changes that are necessary in order to make the management programme for people with MS that The intended duration of the project is 18 months.
most of their energy, and help them to think can be run by occupational therapists, Dr Sarah Thomas, Senior Research Fellow at the
realistically about their fatigue and the impact it physiotherapists, or nurses. The programme will RDSU, is responsible for the day-to-day running
has on their life. Researchers in New Zealand are incorporate energy conservation and cognitive of the project.
currently conducting such a trial of one-to-one behavioural approaches to help people manage
cognitive behavioural therapy for fatigue in people their fatigue. Professor Peter Thomas
with MS. Dorset RDSU
The project is in 3 phases:
Whether it is realistic for psychologists to manage
fatigue in the NHS is an important issue, given the Phase 1 is the initial development of the
staff shortages that exist. Also it may not be programme and will involve reviewing research,
desirable to further fragment fatigue management. reviewing existing models of good practice

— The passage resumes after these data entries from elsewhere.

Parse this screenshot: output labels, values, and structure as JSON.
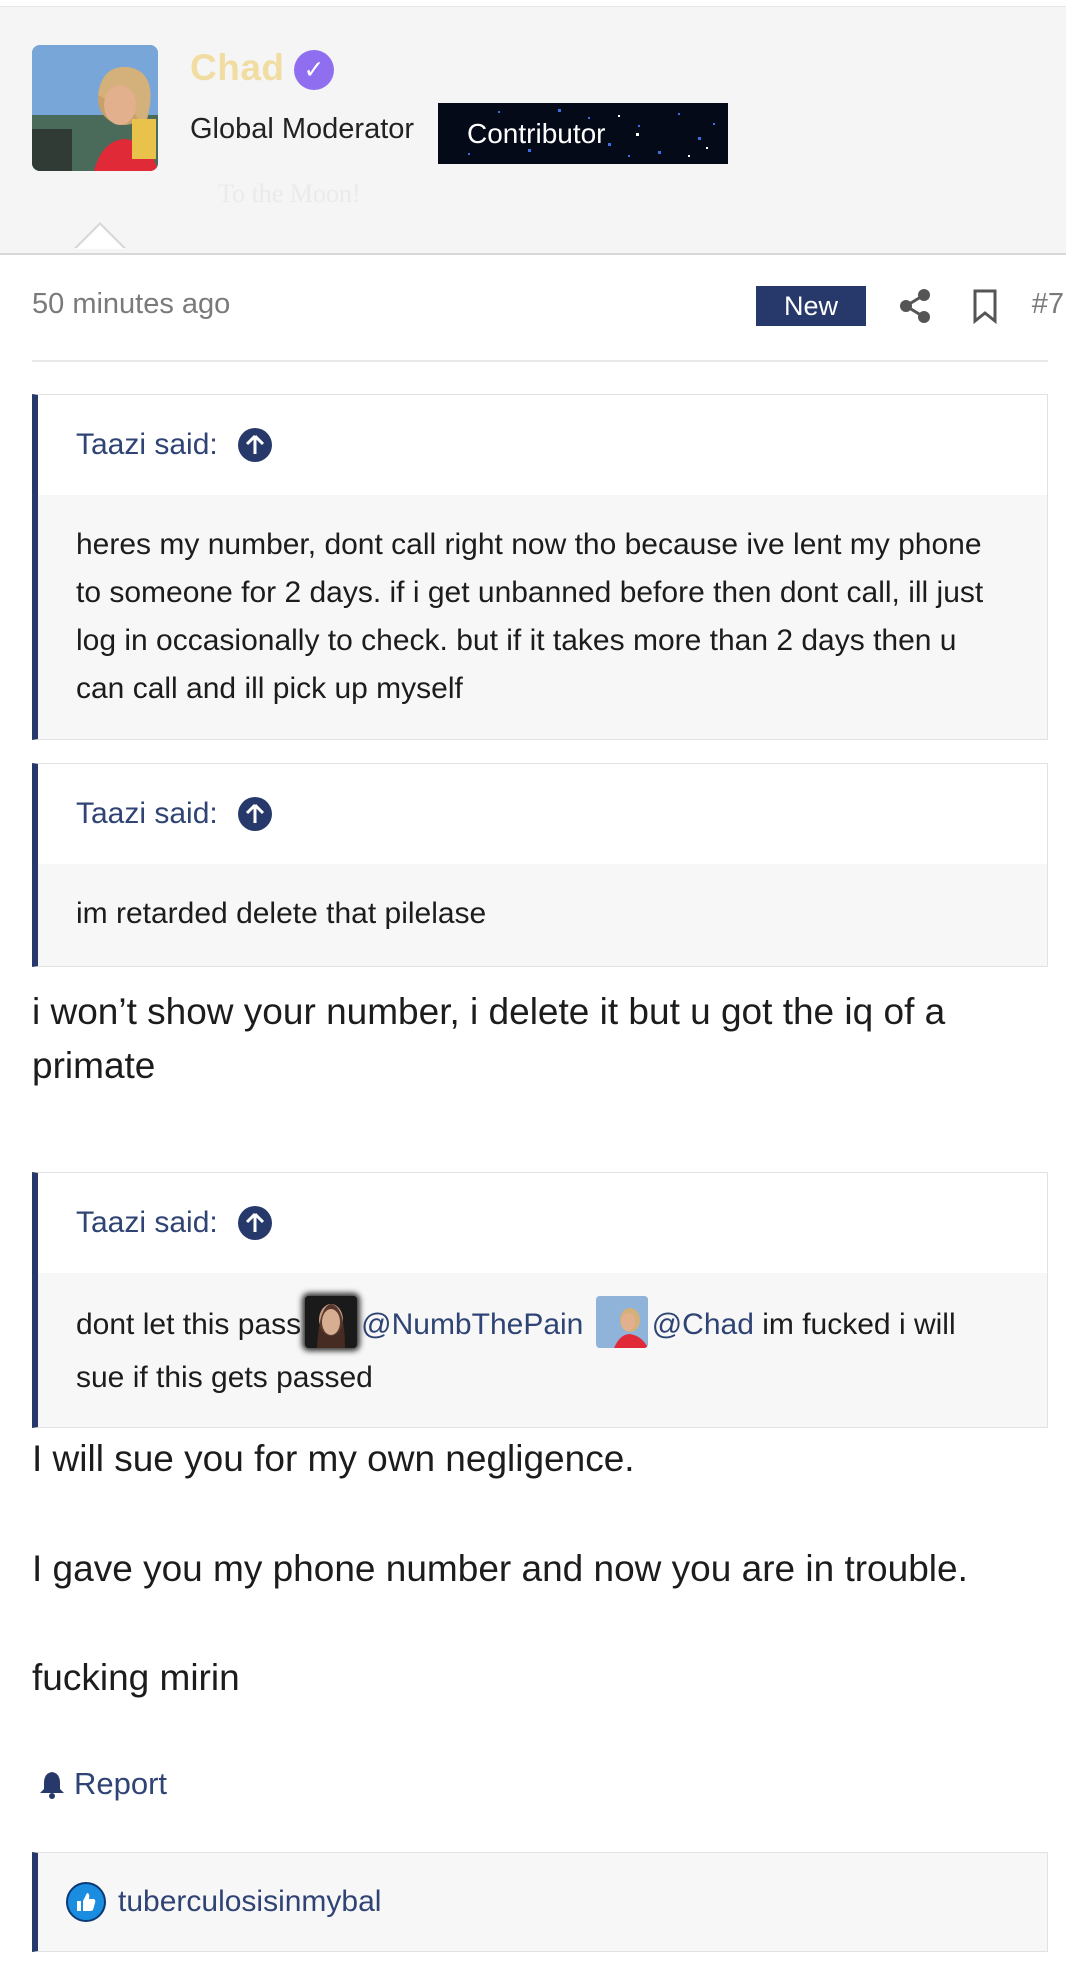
{
  "user": {
    "name": "Chad",
    "role": "Global Moderator",
    "badge": "Contributor",
    "tagline": "To the Moon!"
  },
  "post": {
    "timestamp": "50 minutes ago",
    "new_badge": "New",
    "number": "#7"
  },
  "quotes": [
    {
      "author": "Taazi said:",
      "text": "heres my number, dont call right now tho because ive lent my phone to someone for 2 days. if i get unbanned before then dont call, ill just log in occasionally to check. but if it takes more than 2 days then u can call and ill pick up myself"
    },
    {
      "author": "Taazi said:",
      "text": "im retarded delete that pilelase"
    },
    {
      "author": "Taazi said:",
      "text_before": "dont let this pass",
      "mention1": "@NumbThePain",
      "mention2": "@Chad",
      "text_after": "im fucked i will sue if this gets passed"
    }
  ],
  "replies": [
    "i won’t show your number, i delete it but u got the iq of a primate",
    "I will sue you for my own negligence.",
    "I gave you my phone number and now you are in trouble.",
    "fucking mirin"
  ],
  "actions": {
    "report": "Report"
  },
  "reactions": {
    "user": "tuberculosisinmybal"
  }
}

In Wareham, the Chronic Fatigue Syndrome (including the Wareham model), and seeking
Service has developed a fatigue management advice from a focus group of people with MS
programme that is run by Occupational fatigue.

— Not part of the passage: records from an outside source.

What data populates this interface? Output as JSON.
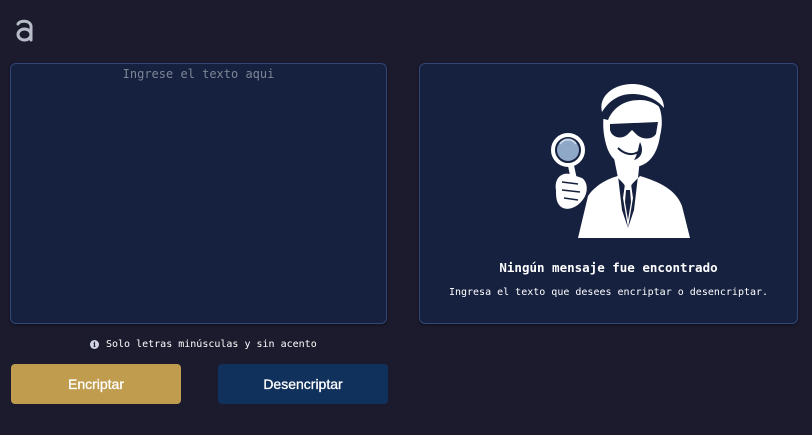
{
  "logo": {
    "icon": "alura-a-logo",
    "color": "#b8bcc8"
  },
  "input": {
    "placeholder": "Ingrese el texto aqui",
    "value": ""
  },
  "output": {
    "illustration": "detective-with-magnifier",
    "title": "Ningún mensaje fue encontrado",
    "text": "Ingresa el texto que desees encriptar o desencriptar."
  },
  "hint": {
    "icon": "info-icon",
    "text": "Solo letras minúsculas y sin acento"
  },
  "buttons": {
    "encrypt_label": "Encriptar",
    "decrypt_label": "Desencriptar"
  },
  "colors": {
    "background": "#1c1b2e",
    "panel": "#16213f",
    "encrypt_button": "#c09c4f",
    "decrypt_button": "#11315d"
  }
}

Therapists, and that incorporates both
occupational therapy and cognitive behavioural Phase 2 involves trying out the intervention on a 1 Multiple Sclerosis Council for Clinical Practice
approaches. This would also seem an appropriate small number of people, and getting detailed Guidelines. Fatigue and multiple sclerosis. Evidence-
model of delivery to explore in MS. feedback to help improve it. We will also try out a based management strategies for fatigue in multiple
variety of quantitative outcome measures for the sclerosis. Washington D.C: Paralysed Veterans of
The RDSU, in collaboration with the Dorset MS next phase. America; 1998.
WORKSHOPS BOOKING FORM
Date Title of Workshop
7 September Searching the Internet for Health Information
26 September Designing your Qualitative Study
4 October What is Evidence Part 1
11 October What is Evidence Part 2
14 October Introduction to Action Research
25 October Literature Searching
31 October Managing your Qualitative Study
1 November Issues of Data Protection and applying for Ethics Approval
1 December Searching the Internet for Health Information
Tel. No. or fax no. or e-mail address